The Florida high school shooting that killed 17 students and staff on Feb. 14 is the result of a "dereliction of duty" by local police who failed to adequately follow up on prior tips about the alleged shooter, a National Rifle Association spokesperson said.
Interested in Parkland school shooting?Add Parkland school shooting as an interest to stay up to date on the latest Parkland school shooting news, video, and analysis from ABC News.
"This all stems from their dereliction of duty, and I know they say now it’s 23 times that they had calls in, in addition to two FBI tips and numerous reports from classmates" about the alleged shooter, NRA spokesperson Dana Loesch told ABC News Chief Anchor George Stephanopoulos on “This Week” Sunday.
Since the shooting at Marjory Douglas Stoneman High School in Parkland, Florida, students from the school have slammed the NRA and elected officials who accept campaign contributions from the gun-rights advocacy group. Their criticism has focused on the organization as a whole or its leadership.
But Loesch said blame is being placed on the group's members.
"I wish that as much attention were given to the Broward County sheriff and their abdication of duty as trying to blame five million innocent, law-abiding gun owners all across the country for this," she said. "This is not the fault, nor are five million innocent, law-abiding Americans culpable for this. Many of us are parents too."
Broward County Sheriff Scott Israel announced last week that two deputies were placed on restricted duty while his office investigates whether they "could have" or "should have" done more to respond to prior reports about the alleged school shooter at the Parkland high school, Nikolas Cruz, 19.
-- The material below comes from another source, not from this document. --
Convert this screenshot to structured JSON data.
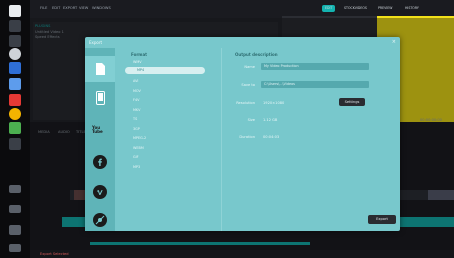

The sheriff's office received 23 calls related to Cruz or his brother since 2008, Israel said.
Of the 23 calls, investigators think two of the cases "deserve extra scrutiny" to see if there was a policy violation by the deputies involved, authorities said.
Loesch said, "I’m not a member of the FBI. I’m not a member of law enforcement but I’m going to tell you, if someone is online using their name saying they’re going to shoot up a school, if they’re banned from school because they’ve taken bullets and knives in their backpack to school, if they’ve been sending messages saying that they’re going to shoot and kill their classmates, that to me sounds like a potential school shooter," she said.
The NRA spokesperson also said that the type of weapon Cruz allegedly used, a variant of the AR-15 semi-automatic rifle, has been unfairly maligned.
"That firearm did not walk itself into the school," Loesch said. "An individual who was allowed to go unchecked by the Broward County Sheriff’s Office allowed that firearm to go in the school."
"People keep calling these weapons of war," she said of the AR-15. "This thing originated in the civilian market before it was adapted by the military."
Loesch said she believes the true aim of proposals to restrict who can buy AR-15s is to ban all semi-automatic weapons.
Broward County sheriff's deputies will now carry AR-15 rifles while on school campuses following the Feb. 14 massacre, authorities announced last week.
Loesch was asked about President Donald Trump’s recent statements supporting raising the minimum age for buying rifles such as the AR-15, a proposal the NRA has opposed.
The spokeswoman responded, “I know that people are trying to find daylight between President Trump and five million law-abiding gun owners all across the United States. These are just things that he’s discussing right now... So far, nothing’s been proposed yet.”
As to Trump's expressing support for arming teachers to help prevent school shootings, Loesch said, “This is something that parents and educators are going to have to determine for their schools."